Segment Open
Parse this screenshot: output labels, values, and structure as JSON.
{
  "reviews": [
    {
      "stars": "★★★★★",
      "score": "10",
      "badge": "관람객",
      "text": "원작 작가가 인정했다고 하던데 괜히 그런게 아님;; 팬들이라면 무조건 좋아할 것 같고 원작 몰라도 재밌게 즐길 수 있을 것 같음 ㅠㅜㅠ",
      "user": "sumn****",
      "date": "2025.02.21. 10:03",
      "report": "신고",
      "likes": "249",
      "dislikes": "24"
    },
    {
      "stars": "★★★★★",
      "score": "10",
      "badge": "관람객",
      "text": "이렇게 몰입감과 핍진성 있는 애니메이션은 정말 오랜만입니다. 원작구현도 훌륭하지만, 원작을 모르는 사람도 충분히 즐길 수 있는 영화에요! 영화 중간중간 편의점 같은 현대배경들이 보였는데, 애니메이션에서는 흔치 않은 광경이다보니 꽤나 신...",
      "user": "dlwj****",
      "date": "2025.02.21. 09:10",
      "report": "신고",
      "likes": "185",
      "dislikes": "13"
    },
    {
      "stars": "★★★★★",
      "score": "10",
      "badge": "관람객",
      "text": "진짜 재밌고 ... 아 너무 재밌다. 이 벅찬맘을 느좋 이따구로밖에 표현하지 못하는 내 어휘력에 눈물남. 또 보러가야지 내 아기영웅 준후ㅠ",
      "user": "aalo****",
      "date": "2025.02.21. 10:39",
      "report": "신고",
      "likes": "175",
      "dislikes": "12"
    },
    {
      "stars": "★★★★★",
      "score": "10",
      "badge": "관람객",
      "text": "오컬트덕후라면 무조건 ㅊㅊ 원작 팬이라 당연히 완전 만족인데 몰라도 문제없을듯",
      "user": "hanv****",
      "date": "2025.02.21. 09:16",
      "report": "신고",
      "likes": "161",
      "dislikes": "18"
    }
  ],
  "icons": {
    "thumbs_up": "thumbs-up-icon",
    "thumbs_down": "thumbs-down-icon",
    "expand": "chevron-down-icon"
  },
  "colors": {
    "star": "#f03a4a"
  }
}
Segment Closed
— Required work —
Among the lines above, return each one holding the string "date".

— Task response —
      "date": "2025.02.21. 10:03",
      "date": "2025.02.21. 09:10",
      "date": "2025.02.21. 10:39",
      "date": "2025.02.21. 09:16",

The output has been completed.